Luther's Radical Conception of Faith: God, Christ, and Personhood in a Post-Metaphysical Age


  • Guillermo Hansen

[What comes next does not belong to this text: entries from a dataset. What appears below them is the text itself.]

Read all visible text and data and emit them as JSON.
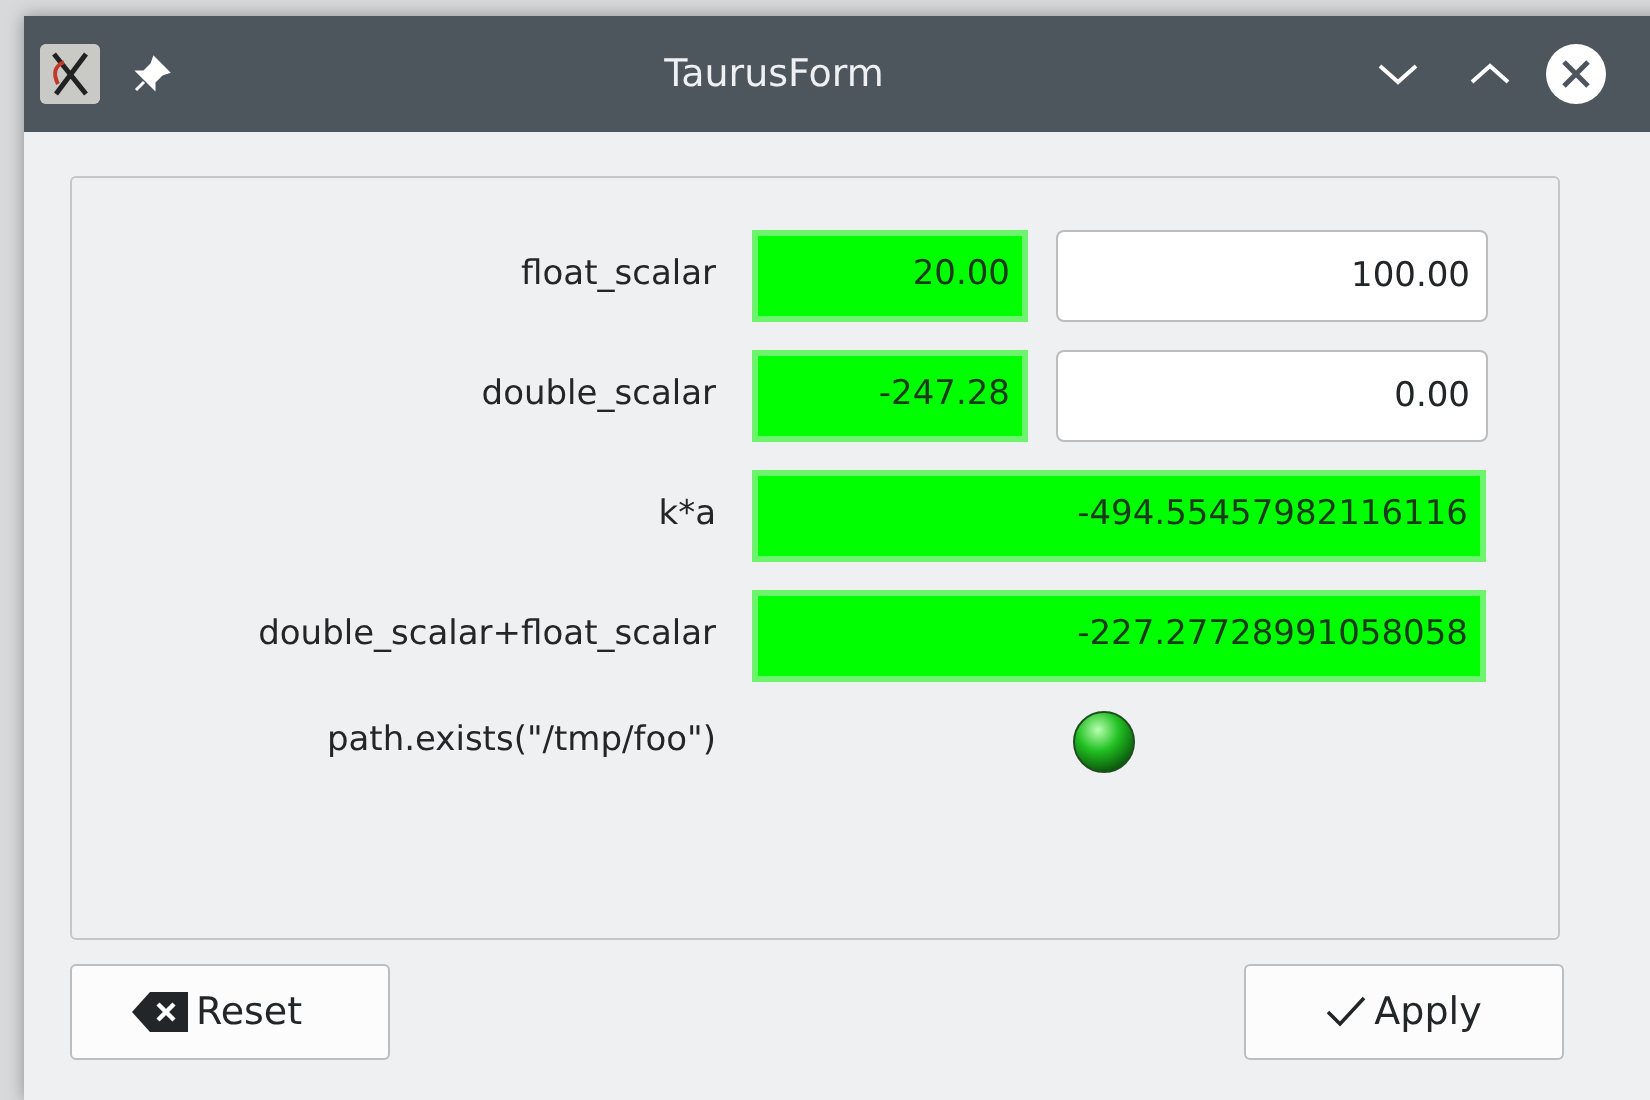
{
  "window": {
    "title": "TaurusForm"
  },
  "rows": [
    {
      "kind": "scalar",
      "label": "float_scalar",
      "value": "20.00",
      "write_value": "100.00"
    },
    {
      "kind": "scalar",
      "label": "double_scalar",
      "value": "-247.28",
      "write_value": "0.00"
    },
    {
      "kind": "expr",
      "label": "k*a",
      "value": "-494.55457982116116"
    },
    {
      "kind": "expr",
      "label": "double_scalar+float_scalar",
      "value": "-227.27728991058058"
    },
    {
      "kind": "led",
      "label": "path.exists(\"/tmp/foo\")",
      "on": true
    }
  ],
  "buttons": [
    {
      "kind": "reset",
      "label": "Reset"
    },
    {
      "kind": "apply",
      "label": "Apply"
    }
  ]
}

Luther's exposition of Paul's letter to the Galatians offers a premier window into a deconstruction of the tandem God, ego and symbolic order of the law by proposing a radical “technology of the self,” a new understanding of what it means to be a person in light of God's own becoming in the flesh—a new subjective perspective. This places the event of belief as a displacement of a socially and ecclesiastically constructed ego-consciousness and the emergence of a new (social) center of subjectivity—Christ consciousness, that is, faith. For Luther the “person” emerges as a radical break with the self-referentiality of the ego and through the perspectival assimilation of God's own subjective experience in the flesh.